Stretching north from the National Mall, Foggy Bottom is located just south of Dupont Circle, between affluent Georgetown and the White House. This historic government and cultural hub is one of the oldest neighborhoods in the District. It is incredibly popular with Millenials/young professionals for its proximity to downtown, top employers, federal offices, George Washington University, shops, bars, and restaurants. In addition to national monuments, Foggy Bottoms is home to the the infamous Watergate Complex, the U.S. Department of State, the riverside Kennedy Center (home of the National Symphony Orchestra and the Washington National Opera), and a 2,100-acre green space called Rock Creek Park, at the southernmost end. Restaurants range from chains to fine dining, with pubs full of local University students. The cost of living here is slightly higher than the city average, but the crime rate is lower. It also boasts a myriad of public transit options.
This tightly-knit community, named after its main drag, has a little bit of something for everyone, from foodies to music lovers. Millennials will be drawn to the arts and cultural center’s nightlife, trendy restaurants, and indie designer shops. The one-and-a-half mile stretch packs in music venues, bars, and late-night eateries, like The Haymaker Bar and &pizza. The Atlas Performing Arts Center serves as the neighborhood’s anchor for live entertainment. Every September, H Street hosts its annual festival, featuring live music and local street food. Shop fresh produce, meats, and more at The FRESHFARM H Street NE Market on Saturday mornings. While it may cost a little more to live here, you’re paying for the convenient commute. Nearby Union Station provides connections to Amtrak, MARC, VRE Commuter Rail, and Greyhound.
Located in the Northwest quadrant of the city, this historic district is DC’s most trendy and ecletic neighborhoods.
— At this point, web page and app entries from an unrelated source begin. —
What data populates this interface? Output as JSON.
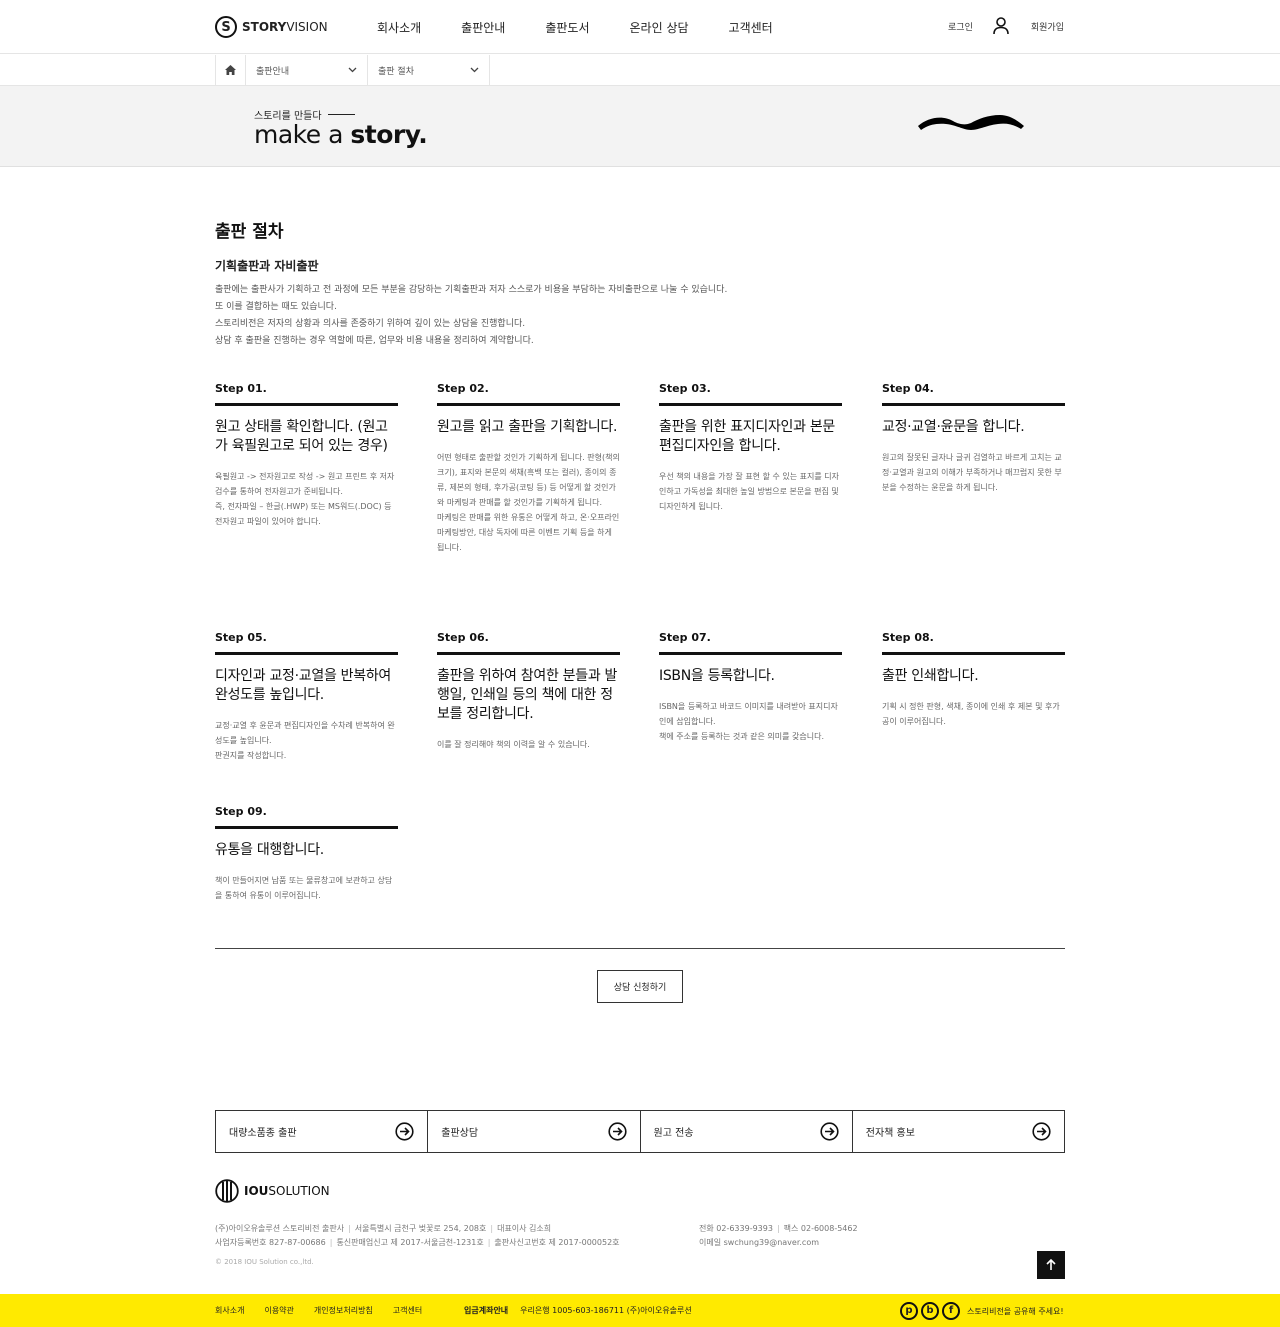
{
  "header": {
    "logo_mark": "S",
    "logo_bold": "STORY",
    "logo_light": "VISION",
    "nav": [
      "회사소개",
      "출판안내",
      "출판도서",
      "온라인 상담",
      "고객센터"
    ],
    "login": "로그인",
    "signup": "회원가입"
  },
  "breadcrumb": {
    "item1": "출판안내",
    "item2": "출판 절차"
  },
  "visual": {
    "subtitle": "스토리를 만들다",
    "title_light": "make a ",
    "title_bold": "story."
  },
  "content": {
    "page_title": "출판 절차",
    "section_title": "기획출판과 자비출판",
    "intro": [
      "출판에는 출판사가 기획하고 전 과정에 모든 부분을 감당하는 기획출판과 저자 스스로가 비용을 부담하는 자비출판으로 나눌 수 있습니다.",
      "또 이를 결합하는 때도 있습니다.",
      "스토리비전은 저자의 상황과 의사를 존중하기 위하여 깊이 있는 상담을 진행합니다.",
      "상담 후 출판을 진행하는 경우 역할에 따른, 업무와 비용 내용을 정리하여 계약합니다."
    ],
    "steps": [
      {
        "num": "Step 01.",
        "title": "원고 상태를 확인합니다. (원고가 육필원고로 되어 있는 경우)",
        "desc": "육필원고 -> 전자원고로 작성 -> 원고 프린트 후 저자 검수를 통하여 전자원고가 준비됩니다.\n즉, 전자파일 – 한글(.HWP) 또는 MS워드(.DOC) 등 전자원고 파일이 있어야 합니다."
      },
      {
        "num": "Step 02.",
        "title": "원고를 읽고 출판을 기획합니다.",
        "desc": "어떤 형태로 출판할 것인가 기획하게 됩니다. 판형(책의 크기), 표지와 본문의 색채(흑백 또는 컬러), 종이의 종류, 제본의 형태, 후가공(코팅 등) 등 어떻게 할 것인가와 마케팅과 판매를 할 것인가를 기획하게 됩니다.\n마케팅은 판매를 위한 유통은 어떻게 하고, 온·오프라인 마케팅방안, 대상 독자에 따른 이벤트 기획 등을 하게 됩니다."
      },
      {
        "num": "Step 03.",
        "title": "출판을 위한 표지디자인과 본문 편집디자인을 합니다.",
        "desc": "우선 책의 내용을 가장 잘 표현 할 수 있는 표지를 디자인하고 가독성을 최대한 높일 방법으로 본문을 편집 및 디자인하게 됩니다."
      },
      {
        "num": "Step 04.",
        "title": "교정·교열·윤문을 합니다.",
        "desc": "원고의 잘못된 글자나 글귀 검열하고 바르게 고치는 교정·교열과 원고의 이해가 부족하거나 매끄럽지 못한 부분을 수정하는 윤문을 하게 됩니다."
      },
      {
        "num": "Step 05.",
        "title": "디자인과 교정·교열을 반복하여 완성도를 높입니다.",
        "desc": "교정·교열 후 윤문과 편집디자인을 수차례 반복하여 완성도를 높입니다.\n판권지를 작성합니다."
      },
      {
        "num": "Step 06.",
        "title": "출판을 위하여 참여한 분들과 발행일, 인쇄일 등의 책에 대한 정보를 정리합니다.",
        "desc": "이를 잘 정리해야 책의 이력을 알 수 있습니다."
      },
      {
        "num": "Step 07.",
        "title": "ISBN을 등록합니다.",
        "desc": "ISBN을 등록하고 바코드 이미지를 내려받아 표지디자인에 삽입합니다.\n책에 주소를 등록하는 것과 같은 의미를 갖습니다."
      },
      {
        "num": "Step 08.",
        "title": "출판 인쇄합니다.",
        "desc": "기획 시 정한 판형, 색채, 종이에 인쇄 후 제본 및 후가공이 이루어집니다."
      },
      {
        "num": "Step 09.",
        "title": "유통을 대행합니다.",
        "desc": "책이 만들어지면 납품 또는 물류창고에 보관하고 상담을 통하여 유통이 이루어집니다."
      }
    ],
    "consult_button": "상담 신청하기"
  },
  "quick_links": [
    "대량소품종 출판",
    "출판상담",
    "원고 전송",
    "전자책 홍보"
  ],
  "footer": {
    "logo_bold": "IOU",
    "logo_light": "SOLUTION",
    "company": "(주)아이오유솔루션 스토리비전 출판사",
    "address": "서울특별시 금천구 벚꽃로 254, 208호",
    "ceo": "대표이사 김소희",
    "biz_no": "사업자등록번호 827-87-00686",
    "ecommerce_no": "통신판매업신고 제 2017-서울금천-1231호",
    "publisher_no": "출판사신고번호 제 2017-000052호",
    "phone": "전화 02-6339-9393",
    "fax": "팩스 02-6008-5462",
    "email": "이메일 swchung39@naver.com",
    "copyright": "© 2018 IOU Solution co.,ltd."
  },
  "bottom_bar": {
    "links": [
      "회사소개",
      "이용약관",
      "개인정보처리방침",
      "고객센터"
    ],
    "account_label": "입금계좌안내",
    "account_info": "우리은행 1005-603-186711 (주)아이오유솔루션",
    "sns": [
      "p",
      "b",
      "f"
    ],
    "share_text": "스토리비전을 공유해 주세요!"
  },
  "colors": {
    "accent_yellow": "#ffea00",
    "visual_bg": "#f3f3f3",
    "text_dark": "#111111"
  }
}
Craft beer pubs, gay bars, hip restaurants, and home-decor stores line Logan Circle’s main thoroughfare, 14th Street. Brunch on the patio at Commissary, sample from the 555 craft beers at ChurchKey, or see a play at the Studio Theatre. Artists, students, and yuppies dwell in this primarily residential neighborhood. The neighborhood’s traffic circle is surrounded with charming, well-preserved Victorian houses. A Watermelon House and Avenue Q’s "Barbie give the ‘hood a quirky, artsy vibe.
Ever since the Navy resumed operations in the early 2000s, this historic waterside shipbuilding site has been constantly growing and evolving. Home of the National Museum of the US Navy and 2019 World Series winners the Washington Nationals, this nautical district is popular with 20-somethings for its sports bars and beer gardens. Along the Anacostia River The Yards Park provides green space and a riverside boardwalk that hosts concerts in the summertime, with a view of the pier. Buildings here might be a bit dated, but you’ll still pay handsomely for that apartment with a view and easy access to the rest of the city.
For the millennial who wants to party, this music mecca is more affordable than some other areas in the city. Its graffiti-clad streets are populated by street performers and art galleries. Head to historic The Howard Theatre on Sundays for gospel brunch. The Lincoln Theatre is a historic performing arts venue next to next the iconic Ben's Chili Bowl. Public transportation isn’t great around here, but it is getting better.